b) Recruitment Methods

The methods used to recruit and the reasons for granting or denying employment to a candidate must be free of discrimination on those grounds
noted in Exhibit 6.1.


Bona Fide Occupational Requirements

The easiest way to avoid a claim of discrimination is to base recruitment advertisements and job descriptions on the bona fide occupational requirements of the job and determine the minimal bona fide occupational qualifications the candidate needs to have to fulfill the requirements. These qualifications are best stated in terms of the knowledge, skills, abilities and other occupational requirements. These requirements, in the case of bus operators, are found in the National Occupational Standards and are described simply as knowledge and abilities - a term, consistently used throughout this Guide.


Workforce Diversity Commitments


Systemic Discrimination

Some methods of recruiting, by their very nature discriminate against certain groups in society. For example, using employee referrals can be tantamount to using an “old boys” network for hiring. Employees will tend to refer potential candidates who are in their social reference group which can be disproportionately made up of individuals from a certain race, creed, ethnic group, etc. That is why employee referrals, if used as a source, should be combined with other sources that will tap groups that are dissimilar to the current employee group.

The Canadian motor carrier passenger industry is committed to attract and retain candidates from all aspects and avenues of Canadian society and to equal opportunity of its employment applicants. The recruitment process and ultimate decision to hire a particular candidate is strictly based on a candidate’s skills and abilities to perform the duties of the job in a safe manner and for no other reasons.

Realizing these commitments allows the industry to reflect the community
it serves to address the needs of its customer base better. It is important to ensure diversity training is in place for the present workforce.


6 In the case of a bus driver, a question arises as to whether the candidate can be asked about his/her driving record, other than a record under the Criminal Code of Canada for which a candidate has not been pardoned. Notwithstanding the fact that a good driving record is a bona fide occupational qualification, questions about the driving record should not be asked on the application form but candidates should be notified when they are recruited they will be required to meet a certain standard of allowable driving infractions.
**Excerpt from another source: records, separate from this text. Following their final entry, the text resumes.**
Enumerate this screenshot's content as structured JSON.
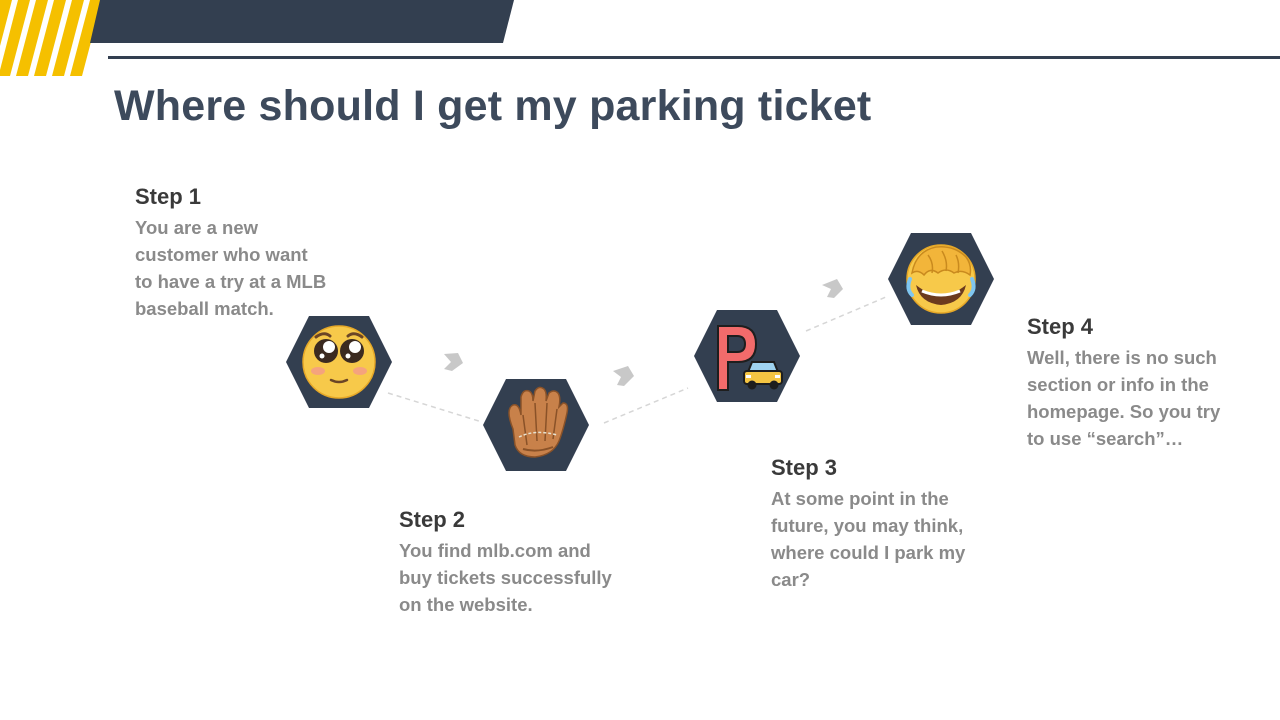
{
  "header": {
    "accent_color": "#f5c000",
    "bar_color": "#333f50"
  },
  "title": "Where should I get my parking ticket",
  "steps": [
    {
      "heading": "Step 1",
      "lines": [
        "You are a new",
        "customer who want",
        "to have a try at a MLB",
        "baseball match."
      ],
      "icon": "pleading-face-icon"
    },
    {
      "heading": "Step 2",
      "lines": [
        "You find mlb.com and",
        "buy tickets successfully",
        "on the website."
      ],
      "icon": "baseball-glove-icon"
    },
    {
      "heading": "Step 3",
      "lines": [
        "At some point in the",
        "future, you may think,",
        "where could I park my",
        "car?"
      ],
      "icon": "parking-car-icon"
    },
    {
      "heading": "Step 4",
      "lines": [
        "Well, there is no such",
        "section or info in the",
        "homepage. So you try",
        "to use “search”…"
      ],
      "icon": "facepalm-laugh-icon"
    }
  ],
  "hex_color": "#333f50",
  "arrow_color": "#c8c8c8"
}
The actual verification of this information is undertaken after a conditional offer of employment is made – see the section on Hiring for a further explanation.



Motor Carrier Passenger Council of Canada (MCPCC),
Business number: BN# 877577427 RT0001